Galveston, Texas Assault Defense Lawyers
If you have been arrested for an assaultive offense in Galveston County, Texas, it is crucial that you contact an experienced Galveston, Texas assault defense lawyer. Depending on the type of assault and the person you are alleged to have assaulted, the penalties of a conviction for assault can be extremely severe. If you have been charged with assault causing bodily injury to a family member (ACBI-FV) in Galveston County, Texas, it is crucial that you contact hire an experienced criminal defense lawyer to represent you on your case. Call the criminal defense lawyers at Zendeh Del & Associates, PLLC today.
If you have been charged with assault in Galveston County, Texas, contact the criminal defense lawyers at Zendeh Del & Associates, PLLC today.
In Texas, a person commits an assault if the person (1) intentionally, knowingly, or recklessly causes bodily injury to another, including the person’s spouse, (2) intentionally or knowingly threatens another with imminent bodily injury, including the person’s spouse; or (3) intentionally or knowingly causes physical contact with another when the person knows or should reasonably believe that the other will regard the contact as offensive or provocative. An assault is a Class A misdemeanor. Misdemeanor assault carries a punishment of up to one year (1 year) in the county jail and up to a four thousand dollar ($4,000) fine.
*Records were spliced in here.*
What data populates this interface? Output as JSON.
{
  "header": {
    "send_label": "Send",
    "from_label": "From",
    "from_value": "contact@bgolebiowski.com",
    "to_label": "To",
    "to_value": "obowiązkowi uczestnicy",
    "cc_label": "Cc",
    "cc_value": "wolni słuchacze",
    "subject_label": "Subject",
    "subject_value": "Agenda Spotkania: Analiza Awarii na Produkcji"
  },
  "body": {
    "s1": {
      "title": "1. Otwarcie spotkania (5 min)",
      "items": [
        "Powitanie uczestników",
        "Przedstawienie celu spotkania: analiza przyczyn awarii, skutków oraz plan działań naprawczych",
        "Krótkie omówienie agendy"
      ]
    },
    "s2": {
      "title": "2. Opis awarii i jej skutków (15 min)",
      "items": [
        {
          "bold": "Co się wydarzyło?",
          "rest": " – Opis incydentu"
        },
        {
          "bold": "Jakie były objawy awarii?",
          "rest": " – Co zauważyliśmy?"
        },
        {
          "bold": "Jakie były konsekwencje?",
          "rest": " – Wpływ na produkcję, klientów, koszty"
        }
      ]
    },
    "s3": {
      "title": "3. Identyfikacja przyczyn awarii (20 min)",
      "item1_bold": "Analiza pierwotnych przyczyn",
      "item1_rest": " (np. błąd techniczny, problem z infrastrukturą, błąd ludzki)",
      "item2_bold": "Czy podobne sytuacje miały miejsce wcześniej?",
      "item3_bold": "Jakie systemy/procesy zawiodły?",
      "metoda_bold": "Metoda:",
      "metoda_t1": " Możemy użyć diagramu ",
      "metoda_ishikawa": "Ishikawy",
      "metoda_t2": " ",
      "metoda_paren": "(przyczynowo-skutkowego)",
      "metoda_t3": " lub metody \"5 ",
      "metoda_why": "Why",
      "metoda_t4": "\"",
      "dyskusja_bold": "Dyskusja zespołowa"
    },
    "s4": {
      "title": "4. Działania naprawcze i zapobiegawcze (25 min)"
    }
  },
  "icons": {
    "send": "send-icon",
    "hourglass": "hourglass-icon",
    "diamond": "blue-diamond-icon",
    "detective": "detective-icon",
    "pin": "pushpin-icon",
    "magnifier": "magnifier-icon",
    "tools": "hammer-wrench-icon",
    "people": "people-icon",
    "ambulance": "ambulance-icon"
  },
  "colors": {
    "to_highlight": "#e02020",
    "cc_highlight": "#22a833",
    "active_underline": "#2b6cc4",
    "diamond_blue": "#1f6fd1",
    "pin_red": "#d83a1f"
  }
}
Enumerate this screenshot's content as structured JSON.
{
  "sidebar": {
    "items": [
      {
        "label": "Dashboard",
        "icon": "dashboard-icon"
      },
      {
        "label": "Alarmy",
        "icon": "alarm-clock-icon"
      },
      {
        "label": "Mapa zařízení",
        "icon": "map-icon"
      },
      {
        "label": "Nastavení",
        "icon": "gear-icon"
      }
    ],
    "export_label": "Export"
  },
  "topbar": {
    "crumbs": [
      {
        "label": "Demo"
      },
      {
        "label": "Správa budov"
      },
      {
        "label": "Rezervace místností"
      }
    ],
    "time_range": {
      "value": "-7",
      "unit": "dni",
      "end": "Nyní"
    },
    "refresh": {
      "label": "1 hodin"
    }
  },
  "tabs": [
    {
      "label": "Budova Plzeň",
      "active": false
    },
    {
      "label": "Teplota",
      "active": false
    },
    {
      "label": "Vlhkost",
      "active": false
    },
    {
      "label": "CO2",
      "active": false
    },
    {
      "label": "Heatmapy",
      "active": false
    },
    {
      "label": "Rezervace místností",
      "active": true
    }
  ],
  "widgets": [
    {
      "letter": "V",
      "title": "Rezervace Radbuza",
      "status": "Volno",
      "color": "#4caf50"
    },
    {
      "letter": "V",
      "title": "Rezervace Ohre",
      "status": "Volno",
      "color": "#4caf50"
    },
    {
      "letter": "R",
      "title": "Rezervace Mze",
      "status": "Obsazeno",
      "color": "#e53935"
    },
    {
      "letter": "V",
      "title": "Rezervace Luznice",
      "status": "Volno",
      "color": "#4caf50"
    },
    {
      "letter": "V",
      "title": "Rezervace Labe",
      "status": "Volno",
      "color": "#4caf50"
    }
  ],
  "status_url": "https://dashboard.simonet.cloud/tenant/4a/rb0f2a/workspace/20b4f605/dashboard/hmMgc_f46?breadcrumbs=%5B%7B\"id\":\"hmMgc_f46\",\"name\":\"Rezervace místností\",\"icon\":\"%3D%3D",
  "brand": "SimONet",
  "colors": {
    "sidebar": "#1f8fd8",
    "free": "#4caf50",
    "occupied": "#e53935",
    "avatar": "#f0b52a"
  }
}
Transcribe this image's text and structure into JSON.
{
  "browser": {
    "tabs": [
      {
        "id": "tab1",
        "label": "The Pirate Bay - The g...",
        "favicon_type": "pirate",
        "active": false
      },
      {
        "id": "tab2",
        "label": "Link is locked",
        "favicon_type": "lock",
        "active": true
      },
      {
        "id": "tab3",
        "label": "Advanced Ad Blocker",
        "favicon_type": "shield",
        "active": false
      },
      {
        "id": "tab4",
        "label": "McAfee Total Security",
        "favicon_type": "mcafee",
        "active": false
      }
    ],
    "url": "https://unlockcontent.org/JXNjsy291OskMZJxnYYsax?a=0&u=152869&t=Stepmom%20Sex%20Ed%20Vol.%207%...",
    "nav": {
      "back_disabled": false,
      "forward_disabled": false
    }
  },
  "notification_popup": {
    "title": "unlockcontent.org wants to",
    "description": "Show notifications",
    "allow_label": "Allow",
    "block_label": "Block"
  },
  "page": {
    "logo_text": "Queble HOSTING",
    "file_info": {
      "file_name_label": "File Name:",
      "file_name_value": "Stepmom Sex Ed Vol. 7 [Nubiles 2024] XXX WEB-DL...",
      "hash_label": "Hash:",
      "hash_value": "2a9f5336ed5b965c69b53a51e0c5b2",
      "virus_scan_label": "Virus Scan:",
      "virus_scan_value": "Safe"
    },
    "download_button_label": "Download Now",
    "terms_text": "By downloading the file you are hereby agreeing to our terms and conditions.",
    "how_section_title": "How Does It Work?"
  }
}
An assault against a family member in Texas is a Class A Misdemeanor, unless you have two prior convictions of assault on a family member. Even as a Class A Misdemeanor, if you are convicted of assault on a family member (ACBI-FV) (Assault Causing Bodily Injury – Family Violence) it will be illegal for you to ever own or transport a firearm.
An assault is a felony of the third degree if the offense is committed against: (1) a person the actor knows is a public servant while the public servant is lawfully discharging an official duty, or in retaliation or on account of an exercise of official power or performance of an official duty as a public servant, (2) a family member if: (A) it is shown on the trial of the offense that the defendant has been previously convicted of an assault on a family member I the past, or (B) the offense is committed by intentionally, knowingly, or recklessly impeding the normal breathing or circulation of the blood of the person by applying pressure to the person’s throat or neck or by blocking the person’s nose or mouth.
An assault is also a felony of the third degree if it is committed against a police officer while the police is engaged in performing police duties, a person the actor knows is a security officer and the assault is committed while the officer is performing a duty as a security officer, or a person the actor knows is emergency services personnel and the assault is committed while the person is providing emergency services.
If you are charged with causing serious injury or using a weapon while committing assault, the charges are stepped up significantly. Aggravated assault is a felony of the second degree and the statutory range of punishment is two to twenty years (2-20 years) in a Texas prison and/or a fine of up to $10,000.
Aggravated assault can be a felony of the first degree in some cases of domestic violence or if the assault was committed against a public official, security guard, informant, or witness to a crime. The statutory range of punishment for aggravated assault (first degree felony) is five years to life (5-life) in a Texas prison.